- [PROMPT]: List all the lines in these records that hold "title".

··········

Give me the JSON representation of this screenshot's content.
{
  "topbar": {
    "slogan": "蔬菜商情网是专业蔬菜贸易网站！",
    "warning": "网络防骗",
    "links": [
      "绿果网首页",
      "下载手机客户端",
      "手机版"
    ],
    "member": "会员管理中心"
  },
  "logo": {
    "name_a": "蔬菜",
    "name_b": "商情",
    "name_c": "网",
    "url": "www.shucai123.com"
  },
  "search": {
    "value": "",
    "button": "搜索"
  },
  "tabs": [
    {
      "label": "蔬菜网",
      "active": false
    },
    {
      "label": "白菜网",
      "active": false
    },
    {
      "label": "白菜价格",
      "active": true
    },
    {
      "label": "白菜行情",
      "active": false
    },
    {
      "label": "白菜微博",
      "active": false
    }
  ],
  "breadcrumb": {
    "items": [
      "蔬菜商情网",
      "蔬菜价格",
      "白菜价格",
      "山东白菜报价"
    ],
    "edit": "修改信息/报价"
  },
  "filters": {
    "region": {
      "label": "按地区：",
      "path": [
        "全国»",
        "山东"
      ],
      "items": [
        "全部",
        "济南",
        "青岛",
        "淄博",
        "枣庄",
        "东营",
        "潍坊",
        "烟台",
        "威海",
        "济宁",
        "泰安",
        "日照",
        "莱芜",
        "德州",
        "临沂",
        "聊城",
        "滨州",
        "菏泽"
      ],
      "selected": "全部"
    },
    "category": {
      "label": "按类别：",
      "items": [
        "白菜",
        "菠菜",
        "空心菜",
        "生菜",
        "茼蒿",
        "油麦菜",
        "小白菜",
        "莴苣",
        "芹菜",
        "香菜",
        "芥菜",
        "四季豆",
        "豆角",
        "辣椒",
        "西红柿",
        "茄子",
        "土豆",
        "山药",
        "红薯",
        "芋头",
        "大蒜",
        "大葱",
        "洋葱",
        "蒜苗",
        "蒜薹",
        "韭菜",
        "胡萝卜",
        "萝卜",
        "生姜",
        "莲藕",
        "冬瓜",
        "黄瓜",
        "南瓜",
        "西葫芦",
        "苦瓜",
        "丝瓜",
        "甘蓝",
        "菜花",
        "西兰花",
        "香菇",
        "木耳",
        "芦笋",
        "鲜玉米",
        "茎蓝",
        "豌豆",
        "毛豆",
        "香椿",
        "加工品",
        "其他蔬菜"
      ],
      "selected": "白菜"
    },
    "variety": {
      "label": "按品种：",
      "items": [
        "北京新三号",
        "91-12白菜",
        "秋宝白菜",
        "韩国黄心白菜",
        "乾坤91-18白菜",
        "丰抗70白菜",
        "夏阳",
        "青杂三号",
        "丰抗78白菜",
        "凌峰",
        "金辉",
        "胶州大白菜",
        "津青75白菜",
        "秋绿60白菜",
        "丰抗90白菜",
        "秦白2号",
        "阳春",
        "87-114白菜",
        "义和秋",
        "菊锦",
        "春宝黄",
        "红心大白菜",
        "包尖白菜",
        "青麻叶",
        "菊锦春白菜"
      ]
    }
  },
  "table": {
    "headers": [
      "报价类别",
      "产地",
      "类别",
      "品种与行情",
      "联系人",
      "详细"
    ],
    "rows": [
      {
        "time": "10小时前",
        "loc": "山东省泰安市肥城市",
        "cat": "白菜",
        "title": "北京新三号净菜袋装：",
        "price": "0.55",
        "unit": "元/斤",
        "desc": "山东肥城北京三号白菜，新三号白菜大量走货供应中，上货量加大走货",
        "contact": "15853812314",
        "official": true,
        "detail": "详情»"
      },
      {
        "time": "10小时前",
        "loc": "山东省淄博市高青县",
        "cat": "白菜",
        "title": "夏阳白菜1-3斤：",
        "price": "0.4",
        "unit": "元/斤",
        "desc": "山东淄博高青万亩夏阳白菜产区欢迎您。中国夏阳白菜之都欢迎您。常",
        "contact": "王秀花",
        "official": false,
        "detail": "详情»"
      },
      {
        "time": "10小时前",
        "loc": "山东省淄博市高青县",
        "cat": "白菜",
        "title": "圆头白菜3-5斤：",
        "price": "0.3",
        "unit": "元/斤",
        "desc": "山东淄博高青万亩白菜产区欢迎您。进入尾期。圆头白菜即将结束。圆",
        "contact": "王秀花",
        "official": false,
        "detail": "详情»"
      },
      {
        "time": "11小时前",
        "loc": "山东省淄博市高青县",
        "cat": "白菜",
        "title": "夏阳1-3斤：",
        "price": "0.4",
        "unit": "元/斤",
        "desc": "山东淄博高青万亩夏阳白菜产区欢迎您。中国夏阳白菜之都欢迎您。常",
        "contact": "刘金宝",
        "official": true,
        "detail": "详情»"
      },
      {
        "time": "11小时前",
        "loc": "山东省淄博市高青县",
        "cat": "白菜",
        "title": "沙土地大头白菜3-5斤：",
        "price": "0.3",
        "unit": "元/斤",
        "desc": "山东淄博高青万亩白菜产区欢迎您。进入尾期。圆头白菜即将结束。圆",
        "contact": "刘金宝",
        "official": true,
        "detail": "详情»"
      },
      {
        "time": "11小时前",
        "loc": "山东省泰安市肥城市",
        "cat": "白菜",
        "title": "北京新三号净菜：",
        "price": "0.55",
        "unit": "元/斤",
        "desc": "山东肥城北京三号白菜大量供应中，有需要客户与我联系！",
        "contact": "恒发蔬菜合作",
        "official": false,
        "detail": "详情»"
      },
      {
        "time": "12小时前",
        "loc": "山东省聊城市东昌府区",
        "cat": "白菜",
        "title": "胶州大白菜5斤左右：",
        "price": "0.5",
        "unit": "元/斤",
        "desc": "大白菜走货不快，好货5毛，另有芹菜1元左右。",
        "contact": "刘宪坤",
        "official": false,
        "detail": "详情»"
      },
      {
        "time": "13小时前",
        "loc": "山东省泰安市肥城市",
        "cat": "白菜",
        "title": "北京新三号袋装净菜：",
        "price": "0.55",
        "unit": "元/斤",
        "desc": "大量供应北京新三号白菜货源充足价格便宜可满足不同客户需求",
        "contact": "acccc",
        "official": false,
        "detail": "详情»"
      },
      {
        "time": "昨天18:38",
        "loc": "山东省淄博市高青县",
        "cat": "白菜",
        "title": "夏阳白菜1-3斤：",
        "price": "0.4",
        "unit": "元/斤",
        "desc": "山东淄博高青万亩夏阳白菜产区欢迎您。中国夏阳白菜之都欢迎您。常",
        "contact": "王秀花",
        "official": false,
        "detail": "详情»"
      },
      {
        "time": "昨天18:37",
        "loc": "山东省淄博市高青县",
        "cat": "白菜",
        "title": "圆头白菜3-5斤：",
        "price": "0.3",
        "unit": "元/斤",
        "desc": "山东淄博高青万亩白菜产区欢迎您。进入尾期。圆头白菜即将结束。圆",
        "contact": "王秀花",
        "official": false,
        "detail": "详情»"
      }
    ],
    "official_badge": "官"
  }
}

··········

- [OUTPUT BELOW]:
        "title": "北京新三号净菜袋装：",
        "title": "夏阳白菜1-3斤：",
        "title": "圆头白菜3-5斤：",
        "title": "夏阳1-3斤：",
        "title": "沙土地大头白菜3-5斤：",
        "title": "北京新三号净菜：",
        "title": "胶州大白菜5斤左右：",
        "title": "北京新三号袋装净菜：",
        "title": "夏阳白菜1-3斤：",
        "title": "圆头白菜3-5斤：",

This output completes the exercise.